Cameras Hidden In What Office Equipment Helped The U.S. Gain Access to Soviet Secrets?
At the peak of the Cold War, the United States was desperate to gain high level access to Soviet secrets in the name of squeaking out an edge in the conflict. While some rather wild ideas were pitched (and even brought into development) such as building a bionic cat with microphones embedded in its body, none were as successful as a Trojan-horse style attack on the Soviet embassies and facilities using, of all things, the unassuming photocopier.
It all began in 1961 when CIA agents realized that the Soviet Embassy was on complete lock down with only Soviets with high clearance entering and leaving. The only chink in the embassy’s armor was the Xerox repairman. Early copy machines were revolutionary but they were finicky beasts and required lots of routine maintenance and refilling by a trained technician. The CIA realized the repairman was the key. They approached Xerox vice-president John Dessauer and pitched their idea: putting miniature cameras in all the copy machines in order to photograph every document the Soviet clerks photocopied for the agents and embassy staff.
Xerox got behind the project and the CIA bought a small bowling alley near one of Xerox’s largest factories. Inside that bowling alley turned Cold War research facility, Xerox engineers devised as perfect an espionage tool as any spy agency could hope for: a camera that fit nearly invisibly inside the complex innards of the popular Xerox Model 914 copier, photographed every single copy made, and stored the negatives so the copier technician could easily swap them out as part of his routine maintenance on the machine.

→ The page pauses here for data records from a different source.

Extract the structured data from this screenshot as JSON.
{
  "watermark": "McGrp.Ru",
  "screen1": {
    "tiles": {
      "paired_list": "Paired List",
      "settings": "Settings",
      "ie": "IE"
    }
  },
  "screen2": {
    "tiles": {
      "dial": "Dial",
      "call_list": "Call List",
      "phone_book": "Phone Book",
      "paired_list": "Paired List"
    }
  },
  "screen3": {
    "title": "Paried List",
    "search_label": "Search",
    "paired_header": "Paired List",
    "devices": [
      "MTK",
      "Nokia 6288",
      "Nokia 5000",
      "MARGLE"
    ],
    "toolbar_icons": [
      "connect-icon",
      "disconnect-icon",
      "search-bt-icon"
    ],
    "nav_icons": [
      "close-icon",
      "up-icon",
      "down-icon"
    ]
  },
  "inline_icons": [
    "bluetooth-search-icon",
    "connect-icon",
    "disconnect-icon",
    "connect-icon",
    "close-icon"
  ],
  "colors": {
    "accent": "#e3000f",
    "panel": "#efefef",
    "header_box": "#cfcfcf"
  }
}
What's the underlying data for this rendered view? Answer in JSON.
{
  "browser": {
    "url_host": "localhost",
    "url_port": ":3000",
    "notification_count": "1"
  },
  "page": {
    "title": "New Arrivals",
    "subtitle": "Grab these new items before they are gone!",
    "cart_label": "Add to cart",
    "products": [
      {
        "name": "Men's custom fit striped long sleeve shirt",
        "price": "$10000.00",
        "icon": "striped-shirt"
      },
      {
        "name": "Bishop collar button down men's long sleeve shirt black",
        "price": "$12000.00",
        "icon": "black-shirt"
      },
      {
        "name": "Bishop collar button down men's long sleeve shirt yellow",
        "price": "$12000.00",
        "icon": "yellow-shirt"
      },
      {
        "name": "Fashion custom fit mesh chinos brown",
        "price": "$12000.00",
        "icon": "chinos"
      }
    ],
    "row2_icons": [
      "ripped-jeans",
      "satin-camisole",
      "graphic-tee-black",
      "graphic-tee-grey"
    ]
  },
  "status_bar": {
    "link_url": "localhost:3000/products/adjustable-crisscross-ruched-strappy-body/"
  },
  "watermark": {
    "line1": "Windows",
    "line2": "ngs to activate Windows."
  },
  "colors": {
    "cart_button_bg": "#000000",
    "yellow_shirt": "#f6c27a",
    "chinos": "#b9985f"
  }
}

The program was so successful that eventually the CIA slipped the photocopy-cameras into every copier in every embassy around the world. The project continued until 1969 when, by pure chance, an American company was discovered using the same tactic while engaged in corporate espionage against a rival company. After the scandal hit the news the CIA pulled the plug on the operation fearing for the safety of agents and technicians carrying out the film swaps.
Although the program was prematurely terminated, during the time it was active the CIA acquired tens of thousands of classified documents that gave the United States a decisive edge in navigating the politics and conflicts of the Cold War.